>>>>

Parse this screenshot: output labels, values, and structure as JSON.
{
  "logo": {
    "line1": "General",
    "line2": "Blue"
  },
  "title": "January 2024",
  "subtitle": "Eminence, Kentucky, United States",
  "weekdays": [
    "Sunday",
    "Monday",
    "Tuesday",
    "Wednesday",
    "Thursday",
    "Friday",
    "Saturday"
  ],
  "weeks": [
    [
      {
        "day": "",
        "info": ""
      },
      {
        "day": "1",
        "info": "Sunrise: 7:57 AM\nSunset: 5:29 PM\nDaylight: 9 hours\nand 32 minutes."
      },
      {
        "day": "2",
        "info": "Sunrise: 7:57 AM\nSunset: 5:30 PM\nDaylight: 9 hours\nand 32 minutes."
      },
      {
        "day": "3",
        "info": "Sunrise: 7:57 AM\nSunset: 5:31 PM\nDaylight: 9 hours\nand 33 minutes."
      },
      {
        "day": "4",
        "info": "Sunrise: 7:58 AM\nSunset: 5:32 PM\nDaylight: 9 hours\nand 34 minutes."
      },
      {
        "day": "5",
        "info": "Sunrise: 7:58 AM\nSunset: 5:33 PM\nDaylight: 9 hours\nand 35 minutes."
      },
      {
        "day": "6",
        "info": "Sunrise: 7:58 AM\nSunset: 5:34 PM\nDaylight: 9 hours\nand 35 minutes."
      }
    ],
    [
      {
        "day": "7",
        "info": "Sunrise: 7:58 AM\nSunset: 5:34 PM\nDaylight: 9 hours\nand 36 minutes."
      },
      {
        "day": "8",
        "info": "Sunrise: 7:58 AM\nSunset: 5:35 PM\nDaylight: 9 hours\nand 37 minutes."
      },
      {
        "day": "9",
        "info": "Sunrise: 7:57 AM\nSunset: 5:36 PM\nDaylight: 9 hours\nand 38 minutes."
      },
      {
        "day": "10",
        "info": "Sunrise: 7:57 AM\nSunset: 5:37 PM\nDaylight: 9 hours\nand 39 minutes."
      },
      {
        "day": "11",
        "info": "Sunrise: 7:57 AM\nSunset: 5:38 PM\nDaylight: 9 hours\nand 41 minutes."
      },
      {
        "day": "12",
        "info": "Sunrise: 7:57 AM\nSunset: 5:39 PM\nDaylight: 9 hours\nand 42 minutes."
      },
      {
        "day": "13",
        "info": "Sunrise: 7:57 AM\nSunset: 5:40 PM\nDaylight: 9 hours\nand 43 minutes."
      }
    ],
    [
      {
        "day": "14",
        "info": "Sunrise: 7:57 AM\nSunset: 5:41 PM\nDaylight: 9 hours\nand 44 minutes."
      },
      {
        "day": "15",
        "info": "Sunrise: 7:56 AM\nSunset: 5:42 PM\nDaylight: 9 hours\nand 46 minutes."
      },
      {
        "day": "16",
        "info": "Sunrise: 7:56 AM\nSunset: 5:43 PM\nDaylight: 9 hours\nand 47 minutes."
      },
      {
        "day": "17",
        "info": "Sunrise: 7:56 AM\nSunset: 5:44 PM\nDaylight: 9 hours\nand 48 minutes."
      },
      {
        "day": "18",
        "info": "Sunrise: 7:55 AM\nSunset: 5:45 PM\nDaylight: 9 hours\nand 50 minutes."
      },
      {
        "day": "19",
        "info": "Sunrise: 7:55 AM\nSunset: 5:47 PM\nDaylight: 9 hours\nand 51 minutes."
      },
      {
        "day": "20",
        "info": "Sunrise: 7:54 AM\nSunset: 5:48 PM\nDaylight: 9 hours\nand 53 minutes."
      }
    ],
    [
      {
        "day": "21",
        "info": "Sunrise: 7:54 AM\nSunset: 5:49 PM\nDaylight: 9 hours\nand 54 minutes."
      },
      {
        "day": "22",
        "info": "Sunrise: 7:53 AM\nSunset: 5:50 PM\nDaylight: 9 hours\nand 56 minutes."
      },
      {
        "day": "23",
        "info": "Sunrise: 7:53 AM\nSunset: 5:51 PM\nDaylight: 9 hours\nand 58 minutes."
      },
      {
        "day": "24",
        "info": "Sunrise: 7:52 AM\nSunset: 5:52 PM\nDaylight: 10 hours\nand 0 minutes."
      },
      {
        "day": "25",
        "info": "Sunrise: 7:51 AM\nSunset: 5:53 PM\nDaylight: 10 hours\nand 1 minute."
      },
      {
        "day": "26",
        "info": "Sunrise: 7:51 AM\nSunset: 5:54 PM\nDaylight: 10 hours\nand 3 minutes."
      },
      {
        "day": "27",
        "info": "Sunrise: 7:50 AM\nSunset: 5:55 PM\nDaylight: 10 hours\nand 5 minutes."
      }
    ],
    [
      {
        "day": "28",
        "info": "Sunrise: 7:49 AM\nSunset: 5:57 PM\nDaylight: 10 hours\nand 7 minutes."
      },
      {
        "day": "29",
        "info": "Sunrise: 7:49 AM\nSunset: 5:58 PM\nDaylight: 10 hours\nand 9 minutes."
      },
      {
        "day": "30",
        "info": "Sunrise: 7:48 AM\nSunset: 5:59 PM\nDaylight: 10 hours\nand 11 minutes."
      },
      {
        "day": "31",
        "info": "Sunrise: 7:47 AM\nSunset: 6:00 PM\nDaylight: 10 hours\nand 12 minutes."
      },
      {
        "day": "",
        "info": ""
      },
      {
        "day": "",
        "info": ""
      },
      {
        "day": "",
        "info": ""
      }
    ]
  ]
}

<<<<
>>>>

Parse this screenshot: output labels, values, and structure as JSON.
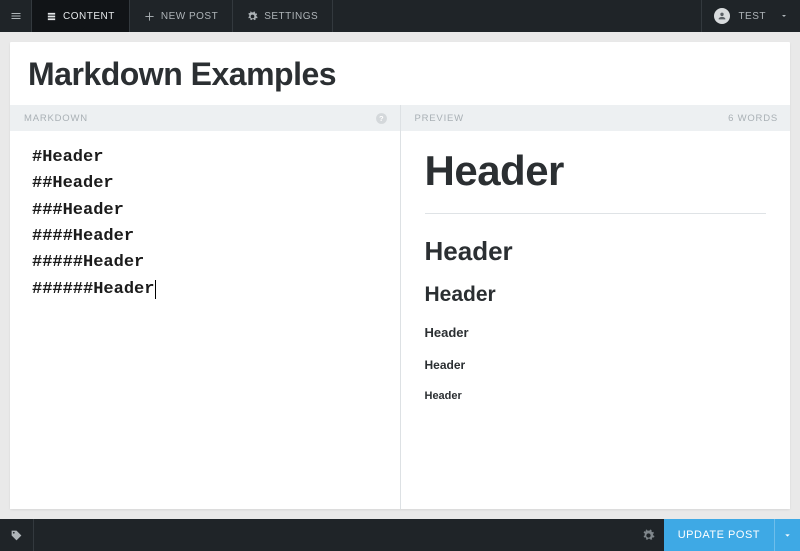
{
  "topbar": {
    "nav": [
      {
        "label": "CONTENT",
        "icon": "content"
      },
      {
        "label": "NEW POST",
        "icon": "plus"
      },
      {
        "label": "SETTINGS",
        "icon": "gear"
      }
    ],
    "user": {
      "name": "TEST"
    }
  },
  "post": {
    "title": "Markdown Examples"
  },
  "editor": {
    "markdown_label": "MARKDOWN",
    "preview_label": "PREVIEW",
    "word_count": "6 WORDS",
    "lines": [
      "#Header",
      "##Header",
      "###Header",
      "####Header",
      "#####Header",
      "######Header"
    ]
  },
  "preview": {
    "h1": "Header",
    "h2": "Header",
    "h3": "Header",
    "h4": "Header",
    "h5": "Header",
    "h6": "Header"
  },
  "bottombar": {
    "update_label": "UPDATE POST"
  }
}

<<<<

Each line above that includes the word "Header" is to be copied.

      "#Header",
      "##Header",
      "###Header",
      "####Header",
      "#####Header",
      "######Header"
    "h1": "Header",
    "h2": "Header",
    "h3": "Header",
    "h4": "Header",
    "h5": "Header",
    "h6": "Header"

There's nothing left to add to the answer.